Instructions for the task >>
Scan the data below for the string "value". Copy every line where it appears.

Dataset records >>
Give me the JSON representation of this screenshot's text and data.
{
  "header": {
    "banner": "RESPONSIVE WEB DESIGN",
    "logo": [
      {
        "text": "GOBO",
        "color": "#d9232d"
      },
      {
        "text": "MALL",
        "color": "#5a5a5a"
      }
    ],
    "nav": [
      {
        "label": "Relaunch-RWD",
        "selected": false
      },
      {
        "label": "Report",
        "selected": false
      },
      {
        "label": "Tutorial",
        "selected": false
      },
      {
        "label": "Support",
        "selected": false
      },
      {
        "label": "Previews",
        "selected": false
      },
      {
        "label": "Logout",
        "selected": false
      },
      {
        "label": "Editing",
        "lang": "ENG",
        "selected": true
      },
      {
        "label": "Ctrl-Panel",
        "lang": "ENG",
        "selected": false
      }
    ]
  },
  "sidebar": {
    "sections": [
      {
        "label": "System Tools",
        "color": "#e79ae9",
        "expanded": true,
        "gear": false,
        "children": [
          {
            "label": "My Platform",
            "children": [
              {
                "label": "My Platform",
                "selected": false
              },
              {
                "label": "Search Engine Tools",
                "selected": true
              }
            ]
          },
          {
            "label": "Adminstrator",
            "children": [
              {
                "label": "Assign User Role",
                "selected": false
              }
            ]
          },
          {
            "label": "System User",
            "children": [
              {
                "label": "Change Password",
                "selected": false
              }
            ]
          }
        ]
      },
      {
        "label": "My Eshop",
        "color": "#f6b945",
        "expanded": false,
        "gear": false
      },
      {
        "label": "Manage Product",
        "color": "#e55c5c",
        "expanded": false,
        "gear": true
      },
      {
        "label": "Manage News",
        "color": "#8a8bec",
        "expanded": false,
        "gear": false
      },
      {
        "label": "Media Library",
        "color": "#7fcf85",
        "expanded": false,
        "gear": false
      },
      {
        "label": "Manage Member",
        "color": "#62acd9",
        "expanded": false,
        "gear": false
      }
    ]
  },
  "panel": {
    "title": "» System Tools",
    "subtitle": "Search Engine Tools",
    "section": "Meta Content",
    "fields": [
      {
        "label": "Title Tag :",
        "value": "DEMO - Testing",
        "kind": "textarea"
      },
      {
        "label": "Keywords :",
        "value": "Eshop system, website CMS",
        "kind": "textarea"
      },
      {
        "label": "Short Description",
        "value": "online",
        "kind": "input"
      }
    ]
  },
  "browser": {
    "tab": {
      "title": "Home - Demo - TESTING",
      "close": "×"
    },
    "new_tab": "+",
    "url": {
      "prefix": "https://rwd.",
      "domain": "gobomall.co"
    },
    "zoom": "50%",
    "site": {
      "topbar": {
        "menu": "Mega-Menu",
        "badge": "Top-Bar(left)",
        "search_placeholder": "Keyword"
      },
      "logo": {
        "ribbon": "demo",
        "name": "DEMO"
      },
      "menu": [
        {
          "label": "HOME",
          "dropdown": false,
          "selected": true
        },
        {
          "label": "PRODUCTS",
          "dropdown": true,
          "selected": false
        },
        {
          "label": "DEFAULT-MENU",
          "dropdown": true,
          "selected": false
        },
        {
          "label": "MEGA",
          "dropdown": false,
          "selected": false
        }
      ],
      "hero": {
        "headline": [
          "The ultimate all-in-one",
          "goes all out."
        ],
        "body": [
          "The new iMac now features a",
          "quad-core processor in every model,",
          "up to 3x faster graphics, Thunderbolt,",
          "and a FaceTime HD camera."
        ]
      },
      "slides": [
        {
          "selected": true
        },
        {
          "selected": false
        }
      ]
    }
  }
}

Solution to the problem >>
        "value": "DEMO - Testing",
        "value": "Eshop system, website CMS",
        "value": "online",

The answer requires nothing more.